-- Supplied entries follows --
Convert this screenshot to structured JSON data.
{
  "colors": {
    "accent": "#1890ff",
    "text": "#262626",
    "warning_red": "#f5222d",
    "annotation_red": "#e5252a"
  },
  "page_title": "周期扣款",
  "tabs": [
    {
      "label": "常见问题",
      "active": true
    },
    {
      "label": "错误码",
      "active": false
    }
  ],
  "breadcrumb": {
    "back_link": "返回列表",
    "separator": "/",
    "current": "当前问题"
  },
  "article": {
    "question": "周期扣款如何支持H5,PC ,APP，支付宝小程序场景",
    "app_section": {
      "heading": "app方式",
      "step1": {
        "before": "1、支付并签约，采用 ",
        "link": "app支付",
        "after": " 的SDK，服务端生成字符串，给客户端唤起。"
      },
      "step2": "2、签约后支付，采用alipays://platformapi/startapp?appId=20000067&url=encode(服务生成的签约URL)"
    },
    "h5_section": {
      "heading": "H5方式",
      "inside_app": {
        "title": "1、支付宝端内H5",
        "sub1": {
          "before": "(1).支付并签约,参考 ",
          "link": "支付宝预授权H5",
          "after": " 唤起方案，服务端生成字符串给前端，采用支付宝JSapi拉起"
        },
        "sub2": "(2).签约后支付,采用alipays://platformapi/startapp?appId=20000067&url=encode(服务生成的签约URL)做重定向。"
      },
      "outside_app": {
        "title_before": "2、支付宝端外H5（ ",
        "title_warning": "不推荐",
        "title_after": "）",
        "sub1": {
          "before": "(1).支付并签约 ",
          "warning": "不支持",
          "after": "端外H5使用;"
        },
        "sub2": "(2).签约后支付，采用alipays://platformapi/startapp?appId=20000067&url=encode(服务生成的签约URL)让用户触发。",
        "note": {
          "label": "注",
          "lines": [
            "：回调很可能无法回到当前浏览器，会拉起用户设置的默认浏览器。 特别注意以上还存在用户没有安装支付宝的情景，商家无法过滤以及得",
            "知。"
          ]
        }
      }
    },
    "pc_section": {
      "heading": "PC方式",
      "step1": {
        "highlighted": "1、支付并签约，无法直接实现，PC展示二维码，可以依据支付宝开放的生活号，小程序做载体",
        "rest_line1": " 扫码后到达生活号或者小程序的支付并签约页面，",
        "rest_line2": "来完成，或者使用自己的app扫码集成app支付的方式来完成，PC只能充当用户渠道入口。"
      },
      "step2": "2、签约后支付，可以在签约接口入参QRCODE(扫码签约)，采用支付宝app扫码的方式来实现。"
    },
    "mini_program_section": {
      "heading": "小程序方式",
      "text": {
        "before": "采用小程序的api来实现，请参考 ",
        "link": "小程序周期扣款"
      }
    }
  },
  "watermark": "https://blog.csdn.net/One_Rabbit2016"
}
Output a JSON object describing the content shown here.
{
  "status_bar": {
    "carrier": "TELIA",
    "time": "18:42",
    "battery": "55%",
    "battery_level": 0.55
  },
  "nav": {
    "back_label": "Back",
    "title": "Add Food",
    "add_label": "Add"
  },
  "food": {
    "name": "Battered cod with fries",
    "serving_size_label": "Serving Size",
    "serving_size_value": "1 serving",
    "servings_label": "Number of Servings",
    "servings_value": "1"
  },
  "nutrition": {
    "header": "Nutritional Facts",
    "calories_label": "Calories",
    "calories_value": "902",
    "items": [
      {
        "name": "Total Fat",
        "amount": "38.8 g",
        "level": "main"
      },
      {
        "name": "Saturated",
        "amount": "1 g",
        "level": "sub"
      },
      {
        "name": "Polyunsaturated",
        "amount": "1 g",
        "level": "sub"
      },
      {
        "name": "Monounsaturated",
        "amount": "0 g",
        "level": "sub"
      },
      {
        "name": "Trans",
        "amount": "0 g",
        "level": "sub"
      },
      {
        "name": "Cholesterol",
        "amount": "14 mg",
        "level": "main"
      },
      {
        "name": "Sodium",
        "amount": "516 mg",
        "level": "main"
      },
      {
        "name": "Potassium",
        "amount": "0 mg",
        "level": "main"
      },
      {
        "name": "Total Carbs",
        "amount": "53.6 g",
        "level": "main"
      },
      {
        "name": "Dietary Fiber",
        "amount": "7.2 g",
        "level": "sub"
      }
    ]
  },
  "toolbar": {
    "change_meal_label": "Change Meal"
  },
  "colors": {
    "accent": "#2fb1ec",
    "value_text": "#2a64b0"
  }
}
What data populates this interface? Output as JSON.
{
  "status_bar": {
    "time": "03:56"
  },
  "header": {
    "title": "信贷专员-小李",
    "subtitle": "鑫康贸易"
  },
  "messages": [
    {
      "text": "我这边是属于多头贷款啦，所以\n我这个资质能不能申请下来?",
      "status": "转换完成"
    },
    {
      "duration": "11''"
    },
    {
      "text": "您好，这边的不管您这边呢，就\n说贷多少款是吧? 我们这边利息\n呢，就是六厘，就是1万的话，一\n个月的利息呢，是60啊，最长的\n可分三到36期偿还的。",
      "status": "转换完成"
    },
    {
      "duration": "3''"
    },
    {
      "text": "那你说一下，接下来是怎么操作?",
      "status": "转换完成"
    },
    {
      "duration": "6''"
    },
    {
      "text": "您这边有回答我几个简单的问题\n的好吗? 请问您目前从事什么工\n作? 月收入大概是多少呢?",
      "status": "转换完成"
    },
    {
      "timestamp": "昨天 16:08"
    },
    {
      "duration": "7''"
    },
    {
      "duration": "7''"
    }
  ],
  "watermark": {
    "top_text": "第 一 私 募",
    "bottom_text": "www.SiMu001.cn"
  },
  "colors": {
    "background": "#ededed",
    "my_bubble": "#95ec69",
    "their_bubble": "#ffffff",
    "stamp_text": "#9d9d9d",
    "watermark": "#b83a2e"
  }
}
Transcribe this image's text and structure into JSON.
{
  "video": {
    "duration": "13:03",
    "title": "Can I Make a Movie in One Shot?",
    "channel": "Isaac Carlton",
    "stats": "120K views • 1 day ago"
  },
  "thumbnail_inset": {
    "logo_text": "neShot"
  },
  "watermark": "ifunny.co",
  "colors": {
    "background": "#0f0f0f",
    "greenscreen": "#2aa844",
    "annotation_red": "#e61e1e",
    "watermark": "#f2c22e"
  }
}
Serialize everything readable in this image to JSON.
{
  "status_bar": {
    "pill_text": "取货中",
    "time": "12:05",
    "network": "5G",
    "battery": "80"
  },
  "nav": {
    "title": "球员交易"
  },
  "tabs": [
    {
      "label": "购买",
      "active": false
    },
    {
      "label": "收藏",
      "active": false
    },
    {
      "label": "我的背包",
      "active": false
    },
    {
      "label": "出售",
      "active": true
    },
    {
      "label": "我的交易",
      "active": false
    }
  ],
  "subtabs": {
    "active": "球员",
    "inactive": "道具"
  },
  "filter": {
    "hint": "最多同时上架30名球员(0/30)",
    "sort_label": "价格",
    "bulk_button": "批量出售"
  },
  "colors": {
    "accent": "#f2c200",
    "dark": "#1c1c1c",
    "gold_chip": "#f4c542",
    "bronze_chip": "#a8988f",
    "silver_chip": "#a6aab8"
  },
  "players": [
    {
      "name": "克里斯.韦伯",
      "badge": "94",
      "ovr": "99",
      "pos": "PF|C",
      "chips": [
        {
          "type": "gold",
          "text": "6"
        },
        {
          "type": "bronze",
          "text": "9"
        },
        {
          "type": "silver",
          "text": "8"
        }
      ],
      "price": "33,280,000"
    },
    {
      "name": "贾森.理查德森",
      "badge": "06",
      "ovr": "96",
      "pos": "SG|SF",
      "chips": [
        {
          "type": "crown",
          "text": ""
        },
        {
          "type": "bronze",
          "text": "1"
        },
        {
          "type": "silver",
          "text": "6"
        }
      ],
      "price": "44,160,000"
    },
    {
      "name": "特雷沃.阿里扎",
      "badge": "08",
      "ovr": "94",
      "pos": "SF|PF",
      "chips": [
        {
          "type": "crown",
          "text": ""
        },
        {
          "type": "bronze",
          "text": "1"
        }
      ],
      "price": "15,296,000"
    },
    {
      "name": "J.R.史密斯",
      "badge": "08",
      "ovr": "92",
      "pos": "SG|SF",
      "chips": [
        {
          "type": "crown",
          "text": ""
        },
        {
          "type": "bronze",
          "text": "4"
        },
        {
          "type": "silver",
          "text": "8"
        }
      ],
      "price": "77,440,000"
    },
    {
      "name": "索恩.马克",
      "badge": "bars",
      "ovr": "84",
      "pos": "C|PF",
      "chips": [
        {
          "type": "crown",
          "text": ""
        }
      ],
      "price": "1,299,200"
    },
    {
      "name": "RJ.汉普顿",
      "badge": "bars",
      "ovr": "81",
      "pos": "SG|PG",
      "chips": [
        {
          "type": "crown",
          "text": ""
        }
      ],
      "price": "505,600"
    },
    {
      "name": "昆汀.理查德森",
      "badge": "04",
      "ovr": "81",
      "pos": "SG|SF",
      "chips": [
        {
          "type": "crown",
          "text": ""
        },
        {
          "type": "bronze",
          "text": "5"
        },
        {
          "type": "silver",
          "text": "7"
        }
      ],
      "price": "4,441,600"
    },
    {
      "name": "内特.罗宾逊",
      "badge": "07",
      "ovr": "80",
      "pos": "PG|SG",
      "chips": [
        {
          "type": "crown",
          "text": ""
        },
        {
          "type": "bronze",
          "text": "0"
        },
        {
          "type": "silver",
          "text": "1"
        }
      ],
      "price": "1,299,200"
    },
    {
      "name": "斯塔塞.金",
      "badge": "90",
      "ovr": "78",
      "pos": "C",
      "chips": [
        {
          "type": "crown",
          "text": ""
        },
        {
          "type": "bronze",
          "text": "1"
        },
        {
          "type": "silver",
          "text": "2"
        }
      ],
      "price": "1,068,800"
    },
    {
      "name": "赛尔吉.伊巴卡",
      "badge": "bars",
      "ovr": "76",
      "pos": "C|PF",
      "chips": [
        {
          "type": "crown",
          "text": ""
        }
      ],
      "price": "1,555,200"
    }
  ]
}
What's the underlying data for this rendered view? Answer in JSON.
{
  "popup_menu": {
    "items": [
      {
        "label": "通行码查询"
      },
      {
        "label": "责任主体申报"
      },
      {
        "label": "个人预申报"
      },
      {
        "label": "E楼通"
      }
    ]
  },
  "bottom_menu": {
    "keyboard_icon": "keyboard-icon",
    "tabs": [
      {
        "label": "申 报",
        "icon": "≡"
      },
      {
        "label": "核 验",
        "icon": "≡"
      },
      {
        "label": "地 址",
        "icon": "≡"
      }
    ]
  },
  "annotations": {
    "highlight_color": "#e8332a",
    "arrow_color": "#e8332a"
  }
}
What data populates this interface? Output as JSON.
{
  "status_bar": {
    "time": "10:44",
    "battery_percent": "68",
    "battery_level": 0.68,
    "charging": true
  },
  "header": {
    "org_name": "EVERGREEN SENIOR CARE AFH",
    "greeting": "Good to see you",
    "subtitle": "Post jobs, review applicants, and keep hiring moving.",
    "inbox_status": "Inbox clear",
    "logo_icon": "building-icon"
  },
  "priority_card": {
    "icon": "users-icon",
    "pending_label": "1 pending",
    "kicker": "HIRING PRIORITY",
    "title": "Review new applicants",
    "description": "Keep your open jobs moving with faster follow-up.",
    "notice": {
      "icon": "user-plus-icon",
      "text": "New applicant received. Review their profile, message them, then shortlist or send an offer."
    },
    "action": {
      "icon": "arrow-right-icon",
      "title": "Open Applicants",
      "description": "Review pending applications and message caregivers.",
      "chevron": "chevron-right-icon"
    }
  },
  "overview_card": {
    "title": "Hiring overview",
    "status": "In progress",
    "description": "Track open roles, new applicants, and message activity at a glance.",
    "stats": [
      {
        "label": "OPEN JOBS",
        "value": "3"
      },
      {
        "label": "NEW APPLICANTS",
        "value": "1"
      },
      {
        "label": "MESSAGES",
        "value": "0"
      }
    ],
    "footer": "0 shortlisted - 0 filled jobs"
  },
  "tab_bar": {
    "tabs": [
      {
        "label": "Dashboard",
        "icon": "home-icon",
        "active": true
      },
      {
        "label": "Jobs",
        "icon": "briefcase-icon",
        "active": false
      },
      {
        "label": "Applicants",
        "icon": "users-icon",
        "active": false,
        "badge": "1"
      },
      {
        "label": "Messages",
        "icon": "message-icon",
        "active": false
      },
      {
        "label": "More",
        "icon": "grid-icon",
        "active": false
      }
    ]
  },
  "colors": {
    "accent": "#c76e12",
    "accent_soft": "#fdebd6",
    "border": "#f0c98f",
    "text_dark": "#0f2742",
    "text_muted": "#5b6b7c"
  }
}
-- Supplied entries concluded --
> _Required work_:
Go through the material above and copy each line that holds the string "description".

> _Completed exercise_:
    "description": "Keep your open jobs moving with faster follow-up.",
      "description": "Review pending applications and message caregivers.",
    "description": "Track open roles, new applicants, and message activity at a glance.",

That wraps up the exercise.